Friends of Nelson Haven & Tasman Bay Inc.

Society's History

Nelson Back BeachFriends formed in 1973 as a result of public concern over plans for extensive reclamation of Nelson Haven tidal flats.

Since then the Society has continued to take action to protect our increasingly threatened estuaries, shores and coastal waters. The work has extended to include the coastal environment of Nelson Province and Marlborough.

Beautiful scenery long with an equable climate make the area popular for recreation and tourism. There are large commercial fin fish and shell fish operations along the coast, and in the sea.

The population in Tasman Bay, Golden Bay and the Marlborough Sounds is expanding rapidly. This northern coast at the Top of the South Island has several large estuarine areas - each equal in environmental productivity to a tropical rain forest.

Over 30 species of local and migratory birds are known to use these estuaries of national and international importance to some wader species. Such an abundance of birdlife indicates a rich benthic community of invertebrate and plant life which supports not only thousands of birds but also commercial and recreational fish. These estuaries are used by the fish for feeding, breeding nurseries, passage to fresh water and as hospital blocks and are essential to the productivity and fishing of Top of the South coastal waters. At least 25 species of commercial and recreational fish use the Nelson and Marlborough estuaries for feeding, breeding, nurseries, passage to fresh water and as hospital blocks. These estuaries are essential to coastal productivity.

Check out the Friends of Nelson Haven & Tasman Bay's booklet to see just what we have done since 1973! and the Annual Reports will tell you what we have done recently.  
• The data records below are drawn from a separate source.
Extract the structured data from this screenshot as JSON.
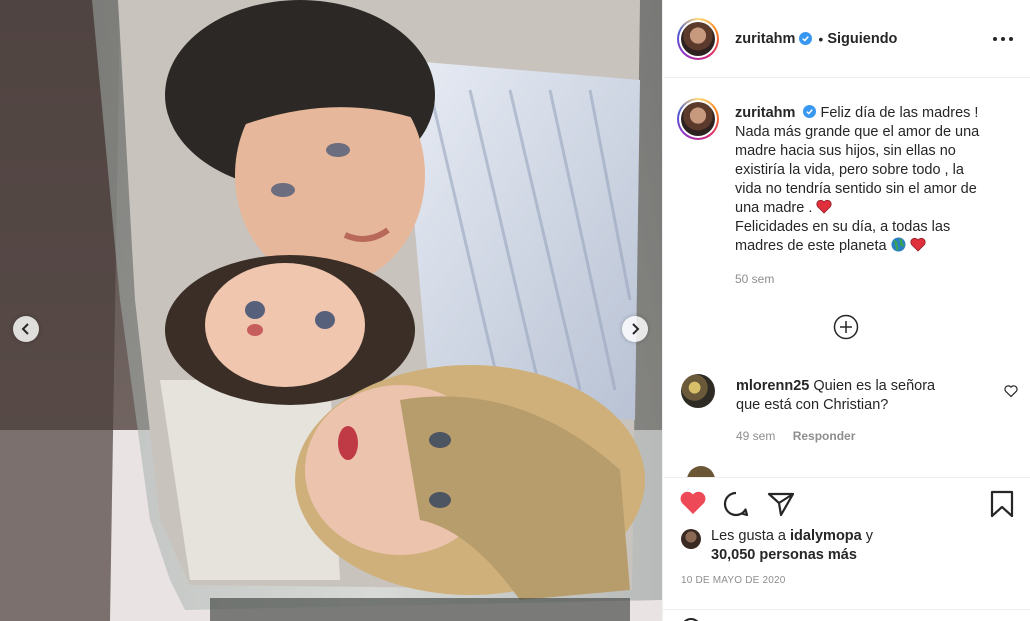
{
  "post": {
    "username": "zuritahm",
    "follow_separator": "•",
    "follow_status": "Siguiendo",
    "caption": {
      "lines": [
        "Feliz día de las madres !",
        "Nada más grande que el amor de una",
        "madre hacia sus hijos, sin ellas no",
        "existiría la vida, pero sobre todo , la",
        "vida no tendría sentido sin el amor de",
        "una madre .",
        "Felicidades en su día, a todas las",
        "madres de este planeta"
      ],
      "time_ago": "50 sem"
    },
    "comments": [
      {
        "username": "mlorenn25",
        "text_line1": "Quien es la señora",
        "text_line2": "que está con Christian?",
        "time_ago": "49 sem",
        "reply_label": "Responder"
      }
    ],
    "likes": {
      "prefix": "Les gusta a",
      "liker": "idalymopa",
      "connector": "y",
      "count_text": "30,050 personas más"
    },
    "date": "10 de mayo de 2020"
  },
  "icons": {
    "verified": "verified-badge-icon",
    "more": "more-options-icon",
    "add_comments": "plus-circle-icon",
    "like_comment": "heart-outline-icon",
    "like_post": "heart-filled-icon",
    "comment": "comment-icon",
    "share": "share-icon",
    "save": "bookmark-icon",
    "prev": "chevron-left-icon",
    "next": "chevron-right-icon"
  },
  "colors": {
    "accent_blue": "#3897f0",
    "like_red": "#ed4956",
    "text_primary": "#262626",
    "text_secondary": "#8e8e8e"
  }
}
In 2014 the Friends celebrated, along with the Nelson Tasman branch of the Royal Forest & Bird Protection Society, a woman who was instrumental in the founding of both organisations.  A "standing room" only event at the Victory Communty Centre in Nelson commemorated ornithologist, writer, philanthopist and founder of the Abel Tasman National Park, Perrine Moncrieff. Guest speaker ornitholgist David Melville, currently engaged in research work in China,  gave a fascinating presention about our migratory species - skilfully weaving in references to Perrine's own ornithological work as well (as contributions in School Journals from the same period!) - demonstrating just how the science of ornithology has changed through the years, with for instance the tagging of birds, electronic tracking and captive breeding.